COVID-19 is causing an economic domino effect. Businesses are starting to estimate potential profit losses. Some businesses might consider ways to reduce costs – including downsizing. Companies that choose to lay off employees must be cautious. Termination in any situation has legal implications for both employers and employees. If you own or manage a business, take the right steps when planning and conducting layoffs.
Selecting employees for layoff
Employers cannot choose which employees to lay off mainly based on whistle-blowing acts, a disability or another protected class. If you do not use an appropriate method to determine who to dismiss, your business could face a lawsuit for discrimination or retaliation.
Before announcing layoffs, create an objective method for employee selection. With clear rules to guide the process, your business will be able to explain its decisions if a former employee files a formal complaint.
Avoid the risks of employment law violations
As an employer in Illinois or Wisconsin, you can take certain actions to protect your business, including:
- Managing information: Rumors about layoffs can lead to misinformation and morale problems. Transparency can help reduce anxiety. However, ensure that the information you share is accurate.
- Reviewing your limitations: Layoffs are still subject to labor law, company policy and employment contracts. Regardless of the extent of downsizing, your legal obligations still apply.

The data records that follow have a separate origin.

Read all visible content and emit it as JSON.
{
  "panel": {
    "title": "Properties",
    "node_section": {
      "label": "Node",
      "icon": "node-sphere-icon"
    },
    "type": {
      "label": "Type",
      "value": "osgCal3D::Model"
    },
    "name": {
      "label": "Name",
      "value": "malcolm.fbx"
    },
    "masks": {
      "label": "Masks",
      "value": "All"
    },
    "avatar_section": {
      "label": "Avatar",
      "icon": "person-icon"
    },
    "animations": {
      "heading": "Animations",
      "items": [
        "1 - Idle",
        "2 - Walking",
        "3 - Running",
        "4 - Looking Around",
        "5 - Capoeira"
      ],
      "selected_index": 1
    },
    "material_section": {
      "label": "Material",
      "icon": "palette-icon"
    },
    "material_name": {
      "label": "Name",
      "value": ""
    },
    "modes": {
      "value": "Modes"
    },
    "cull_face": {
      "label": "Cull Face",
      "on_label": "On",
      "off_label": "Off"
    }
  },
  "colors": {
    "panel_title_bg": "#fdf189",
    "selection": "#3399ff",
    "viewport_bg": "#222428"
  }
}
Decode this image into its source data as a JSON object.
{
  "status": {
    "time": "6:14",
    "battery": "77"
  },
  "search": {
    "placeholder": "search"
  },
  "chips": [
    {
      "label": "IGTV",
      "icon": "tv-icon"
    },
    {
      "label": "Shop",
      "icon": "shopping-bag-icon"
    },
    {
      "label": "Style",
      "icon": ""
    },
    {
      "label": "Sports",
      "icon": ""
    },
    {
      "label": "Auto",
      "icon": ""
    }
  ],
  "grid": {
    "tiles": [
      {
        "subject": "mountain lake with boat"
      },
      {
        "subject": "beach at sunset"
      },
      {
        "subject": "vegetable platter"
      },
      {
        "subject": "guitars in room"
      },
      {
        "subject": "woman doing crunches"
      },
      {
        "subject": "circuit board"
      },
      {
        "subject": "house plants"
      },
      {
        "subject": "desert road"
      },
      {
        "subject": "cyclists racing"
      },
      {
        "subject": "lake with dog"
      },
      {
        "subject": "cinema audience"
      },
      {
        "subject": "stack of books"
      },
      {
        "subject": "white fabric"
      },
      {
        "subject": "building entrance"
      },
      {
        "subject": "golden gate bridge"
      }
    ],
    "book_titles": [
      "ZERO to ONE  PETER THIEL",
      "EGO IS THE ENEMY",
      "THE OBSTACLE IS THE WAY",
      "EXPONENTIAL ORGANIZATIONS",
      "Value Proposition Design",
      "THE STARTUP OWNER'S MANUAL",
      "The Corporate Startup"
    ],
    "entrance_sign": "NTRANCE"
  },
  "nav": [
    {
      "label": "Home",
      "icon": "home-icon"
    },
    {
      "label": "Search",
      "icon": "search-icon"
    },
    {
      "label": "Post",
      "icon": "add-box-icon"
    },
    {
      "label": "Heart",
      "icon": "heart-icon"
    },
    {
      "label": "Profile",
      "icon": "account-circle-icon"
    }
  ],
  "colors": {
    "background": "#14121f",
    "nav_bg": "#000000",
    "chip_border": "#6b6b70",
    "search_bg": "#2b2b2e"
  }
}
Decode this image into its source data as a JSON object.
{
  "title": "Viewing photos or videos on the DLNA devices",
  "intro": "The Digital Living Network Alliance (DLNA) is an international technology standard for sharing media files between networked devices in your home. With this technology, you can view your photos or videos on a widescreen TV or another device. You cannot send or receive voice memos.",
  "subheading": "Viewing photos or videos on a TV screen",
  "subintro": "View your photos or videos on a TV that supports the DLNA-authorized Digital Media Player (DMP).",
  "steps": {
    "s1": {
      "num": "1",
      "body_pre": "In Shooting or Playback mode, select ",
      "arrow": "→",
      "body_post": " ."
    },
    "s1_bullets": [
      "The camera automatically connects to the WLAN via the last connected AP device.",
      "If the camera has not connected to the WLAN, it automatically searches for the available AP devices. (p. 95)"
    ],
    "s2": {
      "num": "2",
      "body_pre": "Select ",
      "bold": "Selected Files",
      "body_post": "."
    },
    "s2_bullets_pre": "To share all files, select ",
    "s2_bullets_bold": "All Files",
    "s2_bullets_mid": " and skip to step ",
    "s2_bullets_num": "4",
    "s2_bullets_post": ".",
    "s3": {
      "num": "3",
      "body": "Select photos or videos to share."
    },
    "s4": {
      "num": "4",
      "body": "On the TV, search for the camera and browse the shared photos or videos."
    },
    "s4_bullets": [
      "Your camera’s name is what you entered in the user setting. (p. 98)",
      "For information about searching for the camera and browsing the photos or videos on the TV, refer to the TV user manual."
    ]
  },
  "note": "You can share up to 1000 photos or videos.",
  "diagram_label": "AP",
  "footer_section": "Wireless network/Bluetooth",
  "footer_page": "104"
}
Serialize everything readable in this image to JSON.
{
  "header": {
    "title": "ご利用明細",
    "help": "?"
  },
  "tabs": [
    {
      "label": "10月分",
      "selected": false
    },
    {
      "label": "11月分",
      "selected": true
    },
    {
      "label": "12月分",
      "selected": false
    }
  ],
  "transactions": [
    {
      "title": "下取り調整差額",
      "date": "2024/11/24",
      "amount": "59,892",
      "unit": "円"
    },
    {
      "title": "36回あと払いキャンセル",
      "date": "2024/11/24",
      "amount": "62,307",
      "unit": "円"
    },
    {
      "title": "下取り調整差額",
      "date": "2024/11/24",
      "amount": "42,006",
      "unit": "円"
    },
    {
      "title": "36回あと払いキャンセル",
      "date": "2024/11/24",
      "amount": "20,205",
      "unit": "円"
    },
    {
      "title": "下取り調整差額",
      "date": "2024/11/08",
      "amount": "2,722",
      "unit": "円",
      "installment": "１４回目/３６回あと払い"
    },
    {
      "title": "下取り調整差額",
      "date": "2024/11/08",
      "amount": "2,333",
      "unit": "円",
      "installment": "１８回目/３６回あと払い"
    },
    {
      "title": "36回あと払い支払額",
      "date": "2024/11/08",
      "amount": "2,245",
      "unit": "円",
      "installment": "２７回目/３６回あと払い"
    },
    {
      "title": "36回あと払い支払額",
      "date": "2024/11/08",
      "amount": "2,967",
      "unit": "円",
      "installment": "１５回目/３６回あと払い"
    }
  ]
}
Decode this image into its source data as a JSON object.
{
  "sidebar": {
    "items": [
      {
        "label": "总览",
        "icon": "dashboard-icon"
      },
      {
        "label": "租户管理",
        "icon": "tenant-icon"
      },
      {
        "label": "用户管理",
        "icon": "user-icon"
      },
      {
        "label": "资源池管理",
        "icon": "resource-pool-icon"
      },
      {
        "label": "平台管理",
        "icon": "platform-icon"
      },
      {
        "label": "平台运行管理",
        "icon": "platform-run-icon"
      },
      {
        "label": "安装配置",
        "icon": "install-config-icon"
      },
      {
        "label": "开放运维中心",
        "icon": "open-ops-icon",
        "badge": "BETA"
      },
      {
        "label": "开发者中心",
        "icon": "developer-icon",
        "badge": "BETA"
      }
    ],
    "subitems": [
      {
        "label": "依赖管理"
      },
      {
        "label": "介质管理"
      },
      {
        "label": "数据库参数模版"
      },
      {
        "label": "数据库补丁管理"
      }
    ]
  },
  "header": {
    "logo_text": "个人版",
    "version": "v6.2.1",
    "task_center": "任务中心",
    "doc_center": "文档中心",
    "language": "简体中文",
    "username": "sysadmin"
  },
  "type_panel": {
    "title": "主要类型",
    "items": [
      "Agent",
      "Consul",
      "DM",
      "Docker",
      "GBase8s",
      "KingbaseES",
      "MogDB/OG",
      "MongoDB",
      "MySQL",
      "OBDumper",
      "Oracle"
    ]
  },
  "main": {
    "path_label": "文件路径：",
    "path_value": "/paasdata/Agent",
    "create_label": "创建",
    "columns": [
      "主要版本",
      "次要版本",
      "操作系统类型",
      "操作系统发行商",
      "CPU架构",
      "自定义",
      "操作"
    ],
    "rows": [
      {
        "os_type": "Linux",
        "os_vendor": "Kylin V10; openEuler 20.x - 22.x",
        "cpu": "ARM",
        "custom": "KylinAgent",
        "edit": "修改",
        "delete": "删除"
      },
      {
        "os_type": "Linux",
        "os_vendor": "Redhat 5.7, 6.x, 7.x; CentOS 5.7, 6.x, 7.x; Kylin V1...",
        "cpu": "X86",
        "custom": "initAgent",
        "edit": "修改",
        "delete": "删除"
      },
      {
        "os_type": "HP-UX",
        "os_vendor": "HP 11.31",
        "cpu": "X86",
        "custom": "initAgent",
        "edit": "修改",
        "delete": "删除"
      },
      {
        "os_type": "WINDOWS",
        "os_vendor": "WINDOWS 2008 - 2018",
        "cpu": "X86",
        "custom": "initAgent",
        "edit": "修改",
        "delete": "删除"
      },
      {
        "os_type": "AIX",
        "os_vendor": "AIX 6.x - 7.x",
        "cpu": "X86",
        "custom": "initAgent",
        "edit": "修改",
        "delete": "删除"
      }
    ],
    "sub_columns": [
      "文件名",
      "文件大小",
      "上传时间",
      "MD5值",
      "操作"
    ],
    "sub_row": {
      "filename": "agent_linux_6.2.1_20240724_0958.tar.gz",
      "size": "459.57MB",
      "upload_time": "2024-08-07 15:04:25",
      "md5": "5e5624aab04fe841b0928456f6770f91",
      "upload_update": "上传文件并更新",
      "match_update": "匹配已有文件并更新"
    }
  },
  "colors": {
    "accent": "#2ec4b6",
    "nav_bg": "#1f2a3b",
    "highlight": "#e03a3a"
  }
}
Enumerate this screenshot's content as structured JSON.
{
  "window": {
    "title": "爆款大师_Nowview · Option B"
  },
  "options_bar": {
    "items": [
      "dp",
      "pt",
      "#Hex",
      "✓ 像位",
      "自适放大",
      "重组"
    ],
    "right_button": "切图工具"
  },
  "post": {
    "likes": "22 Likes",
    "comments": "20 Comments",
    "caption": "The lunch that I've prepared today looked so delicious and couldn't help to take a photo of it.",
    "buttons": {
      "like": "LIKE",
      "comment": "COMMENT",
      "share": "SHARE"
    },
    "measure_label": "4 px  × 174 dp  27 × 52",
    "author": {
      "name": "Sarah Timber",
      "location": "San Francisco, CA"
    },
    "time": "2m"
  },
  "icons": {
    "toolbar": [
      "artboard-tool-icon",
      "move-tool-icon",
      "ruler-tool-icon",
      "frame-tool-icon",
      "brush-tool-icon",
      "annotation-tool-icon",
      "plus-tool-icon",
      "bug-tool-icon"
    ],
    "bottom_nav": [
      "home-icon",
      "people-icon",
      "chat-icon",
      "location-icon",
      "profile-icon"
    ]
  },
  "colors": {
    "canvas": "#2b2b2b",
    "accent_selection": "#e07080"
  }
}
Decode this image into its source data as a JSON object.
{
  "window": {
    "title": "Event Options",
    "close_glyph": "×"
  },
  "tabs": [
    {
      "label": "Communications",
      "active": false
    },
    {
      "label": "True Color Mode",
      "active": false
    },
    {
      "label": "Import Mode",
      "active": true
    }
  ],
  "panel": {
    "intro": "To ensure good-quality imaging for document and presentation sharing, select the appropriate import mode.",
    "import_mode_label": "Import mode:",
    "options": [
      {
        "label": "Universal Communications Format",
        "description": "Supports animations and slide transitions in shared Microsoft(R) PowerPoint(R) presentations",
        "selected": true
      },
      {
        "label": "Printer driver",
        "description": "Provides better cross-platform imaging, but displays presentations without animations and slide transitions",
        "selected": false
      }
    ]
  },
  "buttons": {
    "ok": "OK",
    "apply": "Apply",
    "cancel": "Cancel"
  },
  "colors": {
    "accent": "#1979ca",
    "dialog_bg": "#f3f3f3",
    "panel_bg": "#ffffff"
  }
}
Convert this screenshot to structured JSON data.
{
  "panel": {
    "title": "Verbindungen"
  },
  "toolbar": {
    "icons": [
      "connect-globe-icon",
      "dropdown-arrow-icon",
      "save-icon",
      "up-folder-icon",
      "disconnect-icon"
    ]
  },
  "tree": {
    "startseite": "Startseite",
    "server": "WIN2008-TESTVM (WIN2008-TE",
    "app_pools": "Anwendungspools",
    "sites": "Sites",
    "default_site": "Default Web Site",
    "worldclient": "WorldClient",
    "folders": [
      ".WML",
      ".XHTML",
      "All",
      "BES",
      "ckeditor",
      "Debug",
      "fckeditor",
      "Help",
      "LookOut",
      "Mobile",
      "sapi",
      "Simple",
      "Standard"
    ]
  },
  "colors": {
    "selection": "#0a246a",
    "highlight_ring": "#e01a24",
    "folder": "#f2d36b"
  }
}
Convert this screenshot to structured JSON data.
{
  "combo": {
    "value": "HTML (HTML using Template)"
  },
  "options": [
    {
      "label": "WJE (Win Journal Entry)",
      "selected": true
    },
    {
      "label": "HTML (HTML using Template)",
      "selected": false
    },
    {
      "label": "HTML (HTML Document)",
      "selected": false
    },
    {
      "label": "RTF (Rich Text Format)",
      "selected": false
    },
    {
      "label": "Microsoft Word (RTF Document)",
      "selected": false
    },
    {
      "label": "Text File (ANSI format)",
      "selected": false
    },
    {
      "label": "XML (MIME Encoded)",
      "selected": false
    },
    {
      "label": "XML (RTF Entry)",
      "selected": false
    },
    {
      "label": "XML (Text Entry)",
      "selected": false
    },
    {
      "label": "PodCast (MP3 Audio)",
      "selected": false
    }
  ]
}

- Explaining benefits and final payment: Employees need to know what to expect financially. Provide as much information and resources as possible to help employees understand severance, health care coverage, retirement account options and more.
Layoffs are a sensitive matter for businesses. If you are not fully confident in your company’s plan, it is advisable to review the plan with a legal professional to reduce liability.